## Exercise prompt
Only the text of the records below belongs in the answer, copied exactly, with pictures omitted.

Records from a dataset

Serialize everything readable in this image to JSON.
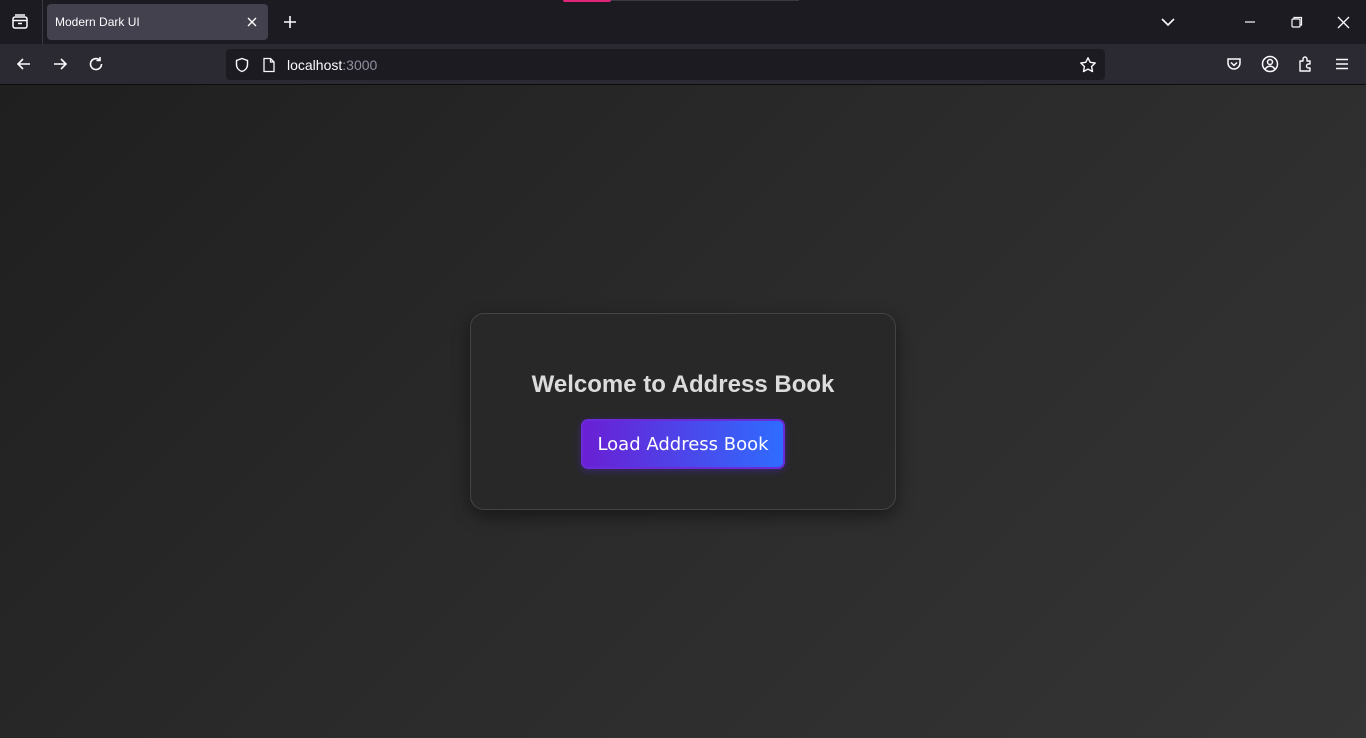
{
  "browser": {
    "tab": {
      "title": "Modern Dark UI",
      "close_icon": "close-icon"
    },
    "icons": {
      "tab_list": "tab-list-icon",
      "new_tab": "plus-icon",
      "tabs_overflow": "chevron-down-icon",
      "minimize": "minimize-icon",
      "restore": "restore-icon",
      "close_window": "close-icon",
      "back": "arrow-left-icon",
      "forward": "arrow-right-icon",
      "reload": "reload-icon",
      "shield": "shield-icon",
      "page": "page-icon",
      "bookmark": "star-icon",
      "pocket": "pocket-icon",
      "account": "account-icon",
      "extensions": "puzzle-icon",
      "menu": "hamburger-menu-icon"
    },
    "url": {
      "host": "localhost",
      "port": ":3000"
    },
    "colors": {
      "tab_accent": "#e0247a"
    }
  },
  "page": {
    "heading": "Welcome to Address Book",
    "load_button_label": "Load Address Book",
    "colors": {
      "button_gradient_start": "#6a1fd4",
      "button_gradient_end": "#2f6cff"
    }
  }
}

## Reply
Serialize everything readable in this image to JSON.
{
  "browser": {
    "tab": {
      "title": "Modern Dark UI",
      "close_icon": "close-icon"
    },
    "icons": {
      "tab_list": "tab-list-icon",
      "new_tab": "plus-icon",
      "tabs_overflow": "chevron-down-icon",
      "minimize": "minimize-icon",
      "restore": "restore-icon",
      "close_window": "close-icon",
      "back": "arrow-left-icon",
      "forward": "arrow-right-icon",
      "reload": "reload-icon",
      "shield": "shield-icon",
      "page": "page-icon",
      "bookmark": "star-icon",
      "pocket": "pocket-icon",
      "account": "account-icon",
      "extensions": "puzzle-icon",
      "menu": "hamburger-menu-icon"
    },
    "url": {
      "host": "localhost",
      "port": ":3000"
    },
    "colors": {
      "tab_accent": "#e0247a"
    }
  },
  "page": {
    "heading": "Welcome to Address Book",
    "load_button_label": "Load Address Book",
    "colors": {
      "button_gradient_start": "#6a1fd4",
      "button_gradient_end": "#2f6cff"
    }
  }
}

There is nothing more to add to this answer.